Looking ahead, we can expect to see further enhancements in workers' rights, particularly in areas concerning workplace safety laws and OSHA record keeping. For instance, what future labor laws would you like to see enacted? How about improvements in the way overtime laws are handled?
Whether you're employed by a small business or a multinational corporation, it's essential to remember that OSHA regulations apply across the board. So, does OSHA apply to small businesses? Absolutely. What size company does OSHA apply to? All sizes. Who is exempt from OSHA regulations? No one.
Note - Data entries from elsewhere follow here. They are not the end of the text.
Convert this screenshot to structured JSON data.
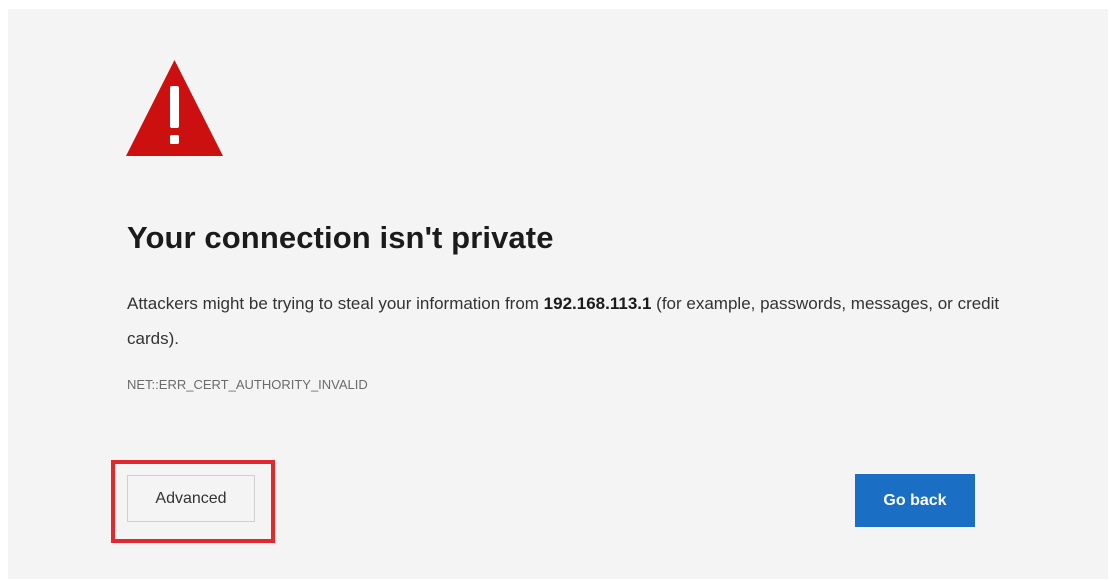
{
  "colors": {
    "background": "#f4f4f4",
    "warning_red": "#cc1010",
    "primary_blue": "#1a6fc4",
    "highlight_red": "#e0282f"
  },
  "icons": {
    "warning": "warning-triangle-icon"
  },
  "title": "Your connection isn't private",
  "description": {
    "before_host": "Attackers might be trying to steal your information from ",
    "host": "192.168.113.1",
    "after_host": " (for example, passwords, messages, or credit cards)."
  },
  "error_code": "NET::ERR_CERT_AUTHORITY_INVALID",
  "buttons": {
    "advanced": "Advanced",
    "go_back": "Go back"
  }
}
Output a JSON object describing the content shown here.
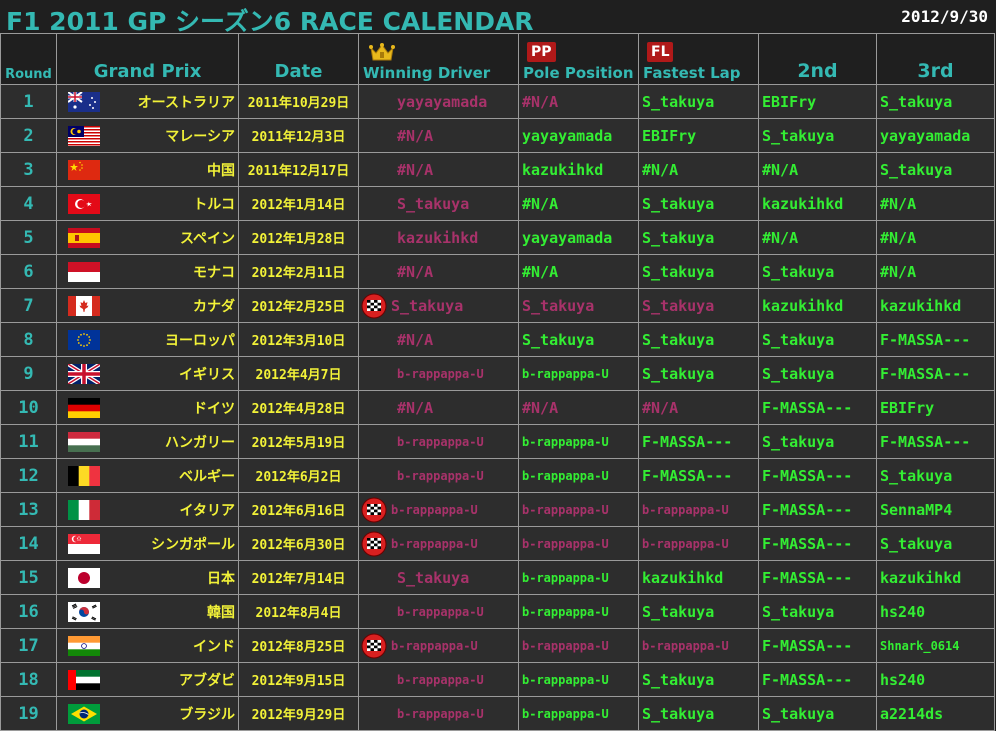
{
  "header": {
    "title": "F1 2011 GP シーズン6 RACE CALENDAR",
    "date": "2012/9/30"
  },
  "columns": {
    "round": "Round",
    "grand_prix": "Grand Prix",
    "date": "Date",
    "winning_driver": "Winning Driver",
    "pole_position": "Pole Position",
    "fastest_lap": "Fastest Lap",
    "second": "2nd",
    "third": "3rd",
    "pp_badge": "PP",
    "fl_badge": "FL"
  },
  "colors": {
    "accent": "#34b9b3",
    "gp_text": "#f2f238",
    "done": "#a8326a",
    "upcoming": "#33ee33",
    "badge": "#b01919"
  },
  "rows": [
    {
      "round": "1",
      "flag": "australia-flag-icon",
      "gp": "オーストラリア",
      "date": "2011年10月29日",
      "checkered": false,
      "winner": "yayayamada",
      "pole": "#N/A",
      "fastest": "S_takuya",
      "second": "EBIFry",
      "third": "S_takuya",
      "win_c": "pink",
      "pole_c": "pink",
      "fl_c": "green"
    },
    {
      "round": "2",
      "flag": "malaysia-flag-icon",
      "gp": "マレーシア",
      "date": "2011年12月3日",
      "checkered": false,
      "winner": "#N/A",
      "pole": "yayayamada",
      "fastest": "EBIFry",
      "second": "S_takuya",
      "third": "yayayamada",
      "win_c": "pink",
      "pole_c": "green",
      "fl_c": "green"
    },
    {
      "round": "3",
      "flag": "china-flag-icon",
      "gp": "中国",
      "date": "2011年12月17日",
      "checkered": false,
      "winner": "#N/A",
      "pole": "kazukihkd",
      "fastest": "#N/A",
      "second": "#N/A",
      "third": "S_takuya",
      "win_c": "pink",
      "pole_c": "green",
      "fl_c": "green"
    },
    {
      "round": "4",
      "flag": "turkey-flag-icon",
      "gp": "トルコ",
      "date": "2012年1月14日",
      "checkered": false,
      "winner": "S_takuya",
      "pole": "#N/A",
      "fastest": "S_takuya",
      "second": "kazukihkd",
      "third": "#N/A",
      "win_c": "pink",
      "pole_c": "green",
      "fl_c": "green"
    },
    {
      "round": "5",
      "flag": "spain-flag-icon",
      "gp": "スペイン",
      "date": "2012年1月28日",
      "checkered": false,
      "winner": "kazukihkd",
      "pole": "yayayamada",
      "fastest": "S_takuya",
      "second": "#N/A",
      "third": "#N/A",
      "win_c": "pink",
      "pole_c": "green",
      "fl_c": "green"
    },
    {
      "round": "6",
      "flag": "monaco-flag-icon",
      "gp": "モナコ",
      "date": "2012年2月11日",
      "checkered": false,
      "winner": "#N/A",
      "pole": "#N/A",
      "fastest": "S_takuya",
      "second": "S_takuya",
      "third": "#N/A",
      "win_c": "pink",
      "pole_c": "green",
      "fl_c": "green"
    },
    {
      "round": "7",
      "flag": "canada-flag-icon",
      "gp": "カナダ",
      "date": "2012年2月25日",
      "checkered": true,
      "winner": "S_takuya",
      "pole": "S_takuya",
      "fastest": "S_takuya",
      "second": "kazukihkd",
      "third": "kazukihkd",
      "win_c": "pink",
      "pole_c": "pink",
      "fl_c": "pink"
    },
    {
      "round": "8",
      "flag": "eu-flag-icon",
      "gp": "ヨーロッパ",
      "date": "2012年3月10日",
      "checkered": false,
      "winner": "#N/A",
      "pole": "S_takuya",
      "fastest": "S_takuya",
      "second": "S_takuya",
      "third": "F-MASSA---",
      "win_c": "pink",
      "pole_c": "green",
      "fl_c": "green"
    },
    {
      "round": "9",
      "flag": "uk-flag-icon",
      "gp": "イギリス",
      "date": "2012年4月7日",
      "checkered": false,
      "winner": "b-rappappa-U",
      "pole": "b-rappappa-U",
      "fastest": "S_takuya",
      "second": "S_takuya",
      "third": "F-MASSA---",
      "win_c": "pink",
      "pole_c": "green",
      "fl_c": "green"
    },
    {
      "round": "10",
      "flag": "germany-flag-icon",
      "gp": "ドイツ",
      "date": "2012年4月28日",
      "checkered": false,
      "winner": "#N/A",
      "pole": "#N/A",
      "fastest": "#N/A",
      "second": "F-MASSA---",
      "third": "EBIFry",
      "win_c": "pink",
      "pole_c": "pink",
      "fl_c": "pink"
    },
    {
      "round": "11",
      "flag": "hungary-flag-icon",
      "gp": "ハンガリー",
      "date": "2012年5月19日",
      "checkered": false,
      "winner": "b-rappappa-U",
      "pole": "b-rappappa-U",
      "fastest": "F-MASSA---",
      "second": "S_takuya",
      "third": "F-MASSA---",
      "win_c": "pink",
      "pole_c": "green",
      "fl_c": "green"
    },
    {
      "round": "12",
      "flag": "belgium-flag-icon",
      "gp": "ベルギー",
      "date": "2012年6月2日",
      "checkered": false,
      "winner": "b-rappappa-U",
      "pole": "b-rappappa-U",
      "fastest": "F-MASSA---",
      "second": "F-MASSA---",
      "third": "S_takuya",
      "win_c": "pink",
      "pole_c": "green",
      "fl_c": "green"
    },
    {
      "round": "13",
      "flag": "italy-flag-icon",
      "gp": "イタリア",
      "date": "2012年6月16日",
      "checkered": true,
      "winner": "b-rappappa-U",
      "pole": "b-rappappa-U",
      "fastest": "b-rappappa-U",
      "second": "F-MASSA---",
      "third": "SennaMP4",
      "win_c": "pink",
      "pole_c": "pink",
      "fl_c": "pink"
    },
    {
      "round": "14",
      "flag": "singapore-flag-icon",
      "gp": "シンガポール",
      "date": "2012年6月30日",
      "checkered": true,
      "winner": "b-rappappa-U",
      "pole": "b-rappappa-U",
      "fastest": "b-rappappa-U",
      "second": "F-MASSA---",
      "third": "S_takuya",
      "win_c": "pink",
      "pole_c": "pink",
      "fl_c": "pink"
    },
    {
      "round": "15",
      "flag": "japan-flag-icon",
      "gp": "日本",
      "date": "2012年7月14日",
      "checkered": false,
      "winner": "S_takuya",
      "pole": "b-rappappa-U",
      "fastest": "kazukihkd",
      "second": "F-MASSA---",
      "third": "kazukihkd",
      "win_c": "pink",
      "pole_c": "green",
      "fl_c": "green"
    },
    {
      "round": "16",
      "flag": "korea-flag-icon",
      "gp": "韓国",
      "date": "2012年8月4日",
      "checkered": false,
      "winner": "b-rappappa-U",
      "pole": "b-rappappa-U",
      "fastest": "S_takuya",
      "second": "S_takuya",
      "third": "hs240",
      "win_c": "pink",
      "pole_c": "green",
      "fl_c": "green"
    },
    {
      "round": "17",
      "flag": "india-flag-icon",
      "gp": "インド",
      "date": "2012年8月25日",
      "checkered": true,
      "winner": "b-rappappa-U",
      "pole": "b-rappappa-U",
      "fastest": "b-rappappa-U",
      "second": "F-MASSA---",
      "third": "Shnark_0614",
      "win_c": "pink",
      "pole_c": "pink",
      "fl_c": "pink"
    },
    {
      "round": "18",
      "flag": "uae-flag-icon",
      "gp": "アブダビ",
      "date": "2012年9月15日",
      "checkered": false,
      "winner": "b-rappappa-U",
      "pole": "b-rappappa-U",
      "fastest": "S_takuya",
      "second": "F-MASSA---",
      "third": "hs240",
      "win_c": "pink",
      "pole_c": "green",
      "fl_c": "green"
    },
    {
      "round": "19",
      "flag": "brazil-flag-icon",
      "gp": "ブラジル",
      "date": "2012年9月29日",
      "checkered": false,
      "winner": "b-rappappa-U",
      "pole": "b-rappappa-U",
      "fastest": "S_takuya",
      "second": "S_takuya",
      "third": "a2214ds",
      "win_c": "pink",
      "pole_c": "green",
      "fl_c": "green"
    }
  ]
}
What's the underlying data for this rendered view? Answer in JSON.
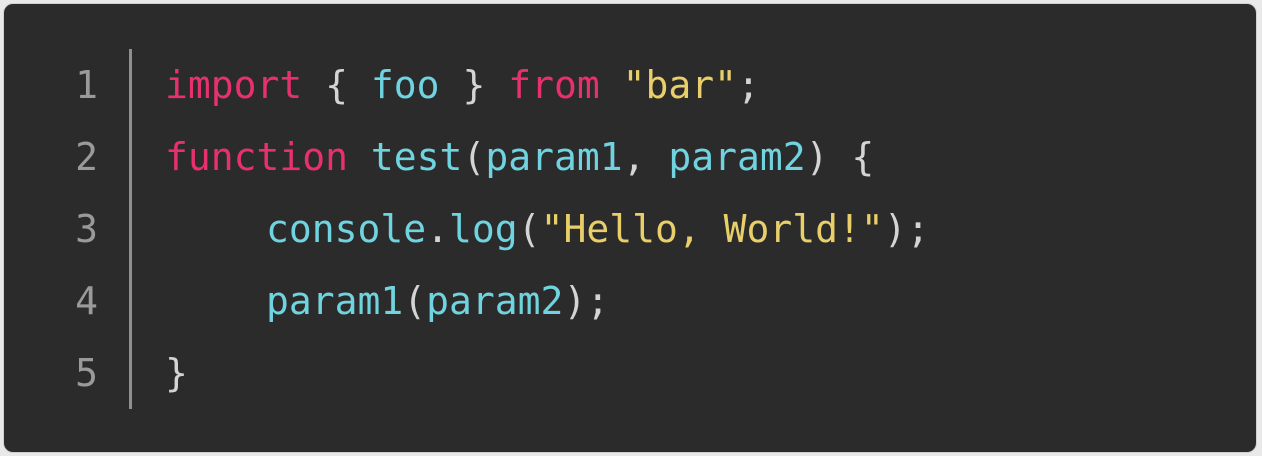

As we move forward, let's continue to champion our rights as workers, ensuring safer and more equitable workplaces for all.
As we continue to advocate for safer, more equitable workplaces, it's crucial to stay informed about the latest developments. For instance, OSHA has been actively working on enhancing workers' rights and safety. Here's an update from OSHA's official Twitter handle:
This is a prime example of OSHA's commitment to education and outreach, helping employers stay informed and ensure worker safety. Now, let's hear from you. Have you had any experiences with OSHA or do you have any suggestions for improving workers' rights?
What has been your experience with OSHA and workers' rights?
We would love to hear about your experiences with OSHA and workers' rights. Your feedback can help us understand the challenges and successes in this area, and potentially contribute to future improvements.
Final Thoughts: The Power of Knowing Your OSHA Rights 💪
As we've journeyed through the labyrinth of OSHA Workers' Rights, we've unearthed the immense power they hold in shaping our work environments. From the smallest startup to the largest corporation, these rights penetrate every layer of the American workforce. They are not just a set of guidelines or a checklist for companies to follow. They are the lifelines that ensure our workplaces are not battlegrounds, but spaces of safety, respect, and dignity.
But why does this matter? Simply put, knowledge is power. When we understand our rights, we transform from passive participants to active defenders of our well-being. It's not just about knowing what workplace safety laws exist, but also how to leverage them if needed. And remember, whether you're a worker in a small business or a large enterprise, your rights under OSHA stand unflinching.
As we step forward, let's not forget the lessons we've learned. Let's continue to question, to learn, and to stand up for our rights. After all, isn't that the true spirit of a vibrant, fair, and just workforce? And as we do so, let's also remember the invaluable work of workers' rights organizations in this journey towards a safer, more equitable workplace.